Lemke, M. & Nickerson, A. (2020). Educating refugee and hurricane displaced youth in troubled times: Countering the politics of fear through culturally responsive and trauma-informed schooling. Children’s Geographies. (Advanced online publication). doi: 10.1080/14733285.2020.1740650
Lemke, M. (2019a). Educators as the “front line” of human trafficking prevention: An analysis of state-level educational policy. Leadership and Policy in Schools, 18(3), 284-304. doi:10.1080/15700763.2017.1398337
Lemke, M. (2019b). The politics of ‘giving student victims a voice’: A feminist analysis of state trafficking policy implementation. American Journal of Sexuality Education, 14(1), 74-108. doi:10.1080/15546128.2018.1524805
Lemke, M. (2017a). Addressing violence in schools: Feminist praxis and a pedagogy of risk. In J. L. Martin, A. E. Nickels, & M. L. Sharp-Grier (Eds.), Feminist pedagogy, practice, and activism: Improving the lives of girls and women (pp. 140-157). New York, NY: Routledge.

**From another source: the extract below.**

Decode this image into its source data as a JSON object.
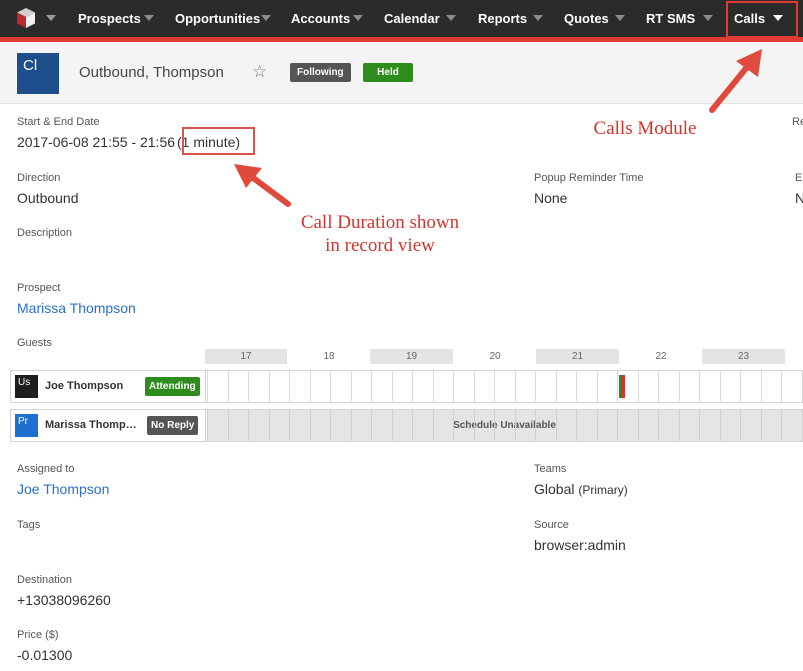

Lemke, M. (2017b). Trafficking and immigration policy: Intersections, inconsistencies, and implications for public education. Educational Policy, 31(6), 743-763. doi:10.1177/0895904817719528
Murshid, N. S., Lemke, M., Hussain, A., & Siddiqui, S. (2020). Combatting gender-based violence: Perspectives from Social Work, Education, Interdisciplinary Studies, and Medical Anthropology. In P. K. Ram & K. Smith (Eds). Transforming global health: Interdisciplinary challenges, perspectives, and strategies. Cham, Switzerland: Springer.
Lemke, M. (2015). (Un)making the neoliberal agenda in public education: A critical discourse analysis of Texas high school social studies policy processes and standards. In K. M. Sturges (Ed.), Neoliberalizing educational reform: America’s quest for profitable market colonies and the undoing of public good (pp. 53-77). Rotterdam, Netherlands: Sense Publishers.